  10. Hello! I have been on and off these boards for years, because I keep coming back to having signs that point to Celiac. It all started 10 years ago, I had just weaned my daughter and hormones resuming their cycle. I woke up one morning feeling like I had a stomach virus and struggled for the next 2 years with intense nausea, fatigue, anxiety, insomnia. I lost 15 pounds and then gained more. I'd not eat for days, then eat again because the nausea went away, start again with the nausea and repeat. I gained weight. My husband and I decided to do "South Beach" and for the first time in YEARS I felt good. A gluten connection was suspected, but my doctor had written me off as a nutty basketcase.
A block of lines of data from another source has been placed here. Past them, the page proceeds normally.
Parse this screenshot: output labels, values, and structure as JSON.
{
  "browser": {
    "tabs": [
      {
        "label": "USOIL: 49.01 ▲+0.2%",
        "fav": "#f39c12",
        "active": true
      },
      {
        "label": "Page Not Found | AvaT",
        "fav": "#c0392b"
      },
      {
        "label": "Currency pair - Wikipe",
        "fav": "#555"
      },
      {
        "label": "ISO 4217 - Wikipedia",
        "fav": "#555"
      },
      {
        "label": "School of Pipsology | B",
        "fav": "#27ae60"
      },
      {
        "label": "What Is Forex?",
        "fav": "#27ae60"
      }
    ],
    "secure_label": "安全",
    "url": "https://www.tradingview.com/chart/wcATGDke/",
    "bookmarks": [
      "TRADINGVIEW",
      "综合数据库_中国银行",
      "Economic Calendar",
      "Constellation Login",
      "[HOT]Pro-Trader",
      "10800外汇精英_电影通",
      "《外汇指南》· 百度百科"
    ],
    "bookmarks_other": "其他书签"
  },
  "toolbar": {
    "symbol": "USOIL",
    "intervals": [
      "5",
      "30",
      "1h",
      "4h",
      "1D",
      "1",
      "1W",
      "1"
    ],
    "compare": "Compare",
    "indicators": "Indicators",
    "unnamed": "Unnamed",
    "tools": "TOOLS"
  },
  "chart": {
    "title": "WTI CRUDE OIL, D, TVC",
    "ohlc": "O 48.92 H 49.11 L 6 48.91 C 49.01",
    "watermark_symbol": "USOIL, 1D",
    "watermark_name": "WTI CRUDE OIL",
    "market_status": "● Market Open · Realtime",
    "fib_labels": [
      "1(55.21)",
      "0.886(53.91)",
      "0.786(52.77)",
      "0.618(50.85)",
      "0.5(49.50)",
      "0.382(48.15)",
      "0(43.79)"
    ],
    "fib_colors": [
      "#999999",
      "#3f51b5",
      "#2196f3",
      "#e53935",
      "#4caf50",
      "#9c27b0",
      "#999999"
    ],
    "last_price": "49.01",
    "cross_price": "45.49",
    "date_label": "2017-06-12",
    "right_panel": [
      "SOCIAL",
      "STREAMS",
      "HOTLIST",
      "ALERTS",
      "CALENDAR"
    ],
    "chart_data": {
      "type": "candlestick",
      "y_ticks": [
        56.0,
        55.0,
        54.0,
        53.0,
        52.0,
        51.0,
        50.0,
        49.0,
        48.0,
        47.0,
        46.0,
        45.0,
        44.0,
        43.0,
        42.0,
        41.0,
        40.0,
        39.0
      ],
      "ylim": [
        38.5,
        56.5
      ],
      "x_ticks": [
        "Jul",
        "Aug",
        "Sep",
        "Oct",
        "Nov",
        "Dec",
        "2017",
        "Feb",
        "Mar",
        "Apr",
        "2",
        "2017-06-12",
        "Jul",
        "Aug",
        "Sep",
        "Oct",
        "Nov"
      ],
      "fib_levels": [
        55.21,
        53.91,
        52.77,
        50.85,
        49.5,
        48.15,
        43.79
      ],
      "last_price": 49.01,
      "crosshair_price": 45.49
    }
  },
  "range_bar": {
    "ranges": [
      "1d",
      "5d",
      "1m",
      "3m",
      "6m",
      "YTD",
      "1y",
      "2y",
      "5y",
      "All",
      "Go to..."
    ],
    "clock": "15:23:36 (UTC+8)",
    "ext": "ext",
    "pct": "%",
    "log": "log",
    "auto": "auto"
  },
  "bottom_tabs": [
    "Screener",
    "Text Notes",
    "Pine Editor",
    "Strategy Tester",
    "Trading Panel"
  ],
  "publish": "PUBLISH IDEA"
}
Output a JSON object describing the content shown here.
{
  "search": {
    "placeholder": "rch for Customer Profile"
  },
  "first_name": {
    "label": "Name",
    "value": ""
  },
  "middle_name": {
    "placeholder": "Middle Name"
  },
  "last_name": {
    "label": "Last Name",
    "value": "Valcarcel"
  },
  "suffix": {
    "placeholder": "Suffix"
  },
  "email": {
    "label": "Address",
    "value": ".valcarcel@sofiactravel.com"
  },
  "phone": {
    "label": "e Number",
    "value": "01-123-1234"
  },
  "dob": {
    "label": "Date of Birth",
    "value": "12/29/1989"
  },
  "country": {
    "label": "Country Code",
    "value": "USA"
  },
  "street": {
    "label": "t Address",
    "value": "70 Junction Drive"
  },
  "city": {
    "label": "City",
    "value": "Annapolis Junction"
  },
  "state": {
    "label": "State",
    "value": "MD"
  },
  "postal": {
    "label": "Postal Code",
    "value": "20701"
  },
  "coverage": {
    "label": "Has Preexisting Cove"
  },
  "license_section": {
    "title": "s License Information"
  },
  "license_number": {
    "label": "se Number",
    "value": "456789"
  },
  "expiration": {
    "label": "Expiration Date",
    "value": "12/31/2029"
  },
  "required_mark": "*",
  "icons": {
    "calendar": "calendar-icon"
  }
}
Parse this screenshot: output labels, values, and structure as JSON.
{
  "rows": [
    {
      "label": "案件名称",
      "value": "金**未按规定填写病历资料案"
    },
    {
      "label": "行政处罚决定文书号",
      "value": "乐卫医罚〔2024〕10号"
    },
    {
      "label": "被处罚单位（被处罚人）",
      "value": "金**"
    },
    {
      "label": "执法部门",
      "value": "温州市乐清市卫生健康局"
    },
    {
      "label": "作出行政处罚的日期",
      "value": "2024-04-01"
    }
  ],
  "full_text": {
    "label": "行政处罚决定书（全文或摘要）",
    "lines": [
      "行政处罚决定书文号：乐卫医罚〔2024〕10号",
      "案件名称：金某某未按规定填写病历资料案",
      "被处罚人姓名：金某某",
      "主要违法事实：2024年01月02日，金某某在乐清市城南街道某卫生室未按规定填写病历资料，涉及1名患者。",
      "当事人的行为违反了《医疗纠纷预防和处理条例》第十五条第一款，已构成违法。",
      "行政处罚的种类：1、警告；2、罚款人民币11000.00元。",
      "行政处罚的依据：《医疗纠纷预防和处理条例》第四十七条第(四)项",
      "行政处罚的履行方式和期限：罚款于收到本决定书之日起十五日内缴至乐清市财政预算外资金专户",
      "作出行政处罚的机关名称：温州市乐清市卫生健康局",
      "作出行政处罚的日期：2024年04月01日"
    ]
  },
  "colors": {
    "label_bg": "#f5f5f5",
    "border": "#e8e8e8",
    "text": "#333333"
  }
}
I pressed him to do an endoscope, but was ill-informed and had eliminated a lot of gluten products. It came back negative and he told me I do not have Celiac disease, that I was depressed (YOU THINK?). I know the obvious answer would have been to eliminate gluten but to be honest, I couldn't do it. Without a "confirmed" diagnosis, people just thought I was crazy, and the effort collided with my family life. So I learned to walk the line - I knew my major triggers (condensed soups, seasoned and packaged things, processed meats) so I avoided THOSE. For the past year I have been avoiding processed stuff, but not necessarily eliminating gluten-containing foods and I feel fairly good. However, I have episodes when I eat poorly for repeated days in a row - mostly holidays and such with repeated meals that I don't prepare - where I get what I have always termed "hives". They are nearly always on my feet or lower legs, and they tingle/burn like fire ants but itch like MAD. Worse than black fly bites at their worst. I won't get loads of them - a cluster or two on the arch of my foot, between my toes, on my ankles, sometimes my hands. They welt up like hard pimples and then I scratch them to scabs. I have finally come back here to look for pics of DH and caught something about MSG and salicylates, and this makes a little sense. For the past year I've known that bread alone isn't that bad of a trigger, but if I have something with what I term "chemicals" in it, I am in big trouble. So can someone please tell me if it makes sense that I would be able to eat some gluten here and there and be OK, but if I have gluten PLUS chemical-laden food that it would trigger a DH outbreak? To be honest, I know mentally I would eat very well if I had a confirmed diagnosis, and that would be accepted. For 10 years I've been considered the wacky one in the family that chooses not to eat certain foods when there's nothing "really wrong" with me. If I knew it was likely, I'd schedule an appointment with a dermatologist and load up on the foods I know would cause this a week before and walk in and ask for a biopsy. I've never deliberately tried to set this off, but I think I could. Suggestions and comments welcome.
×
×
  • Create New...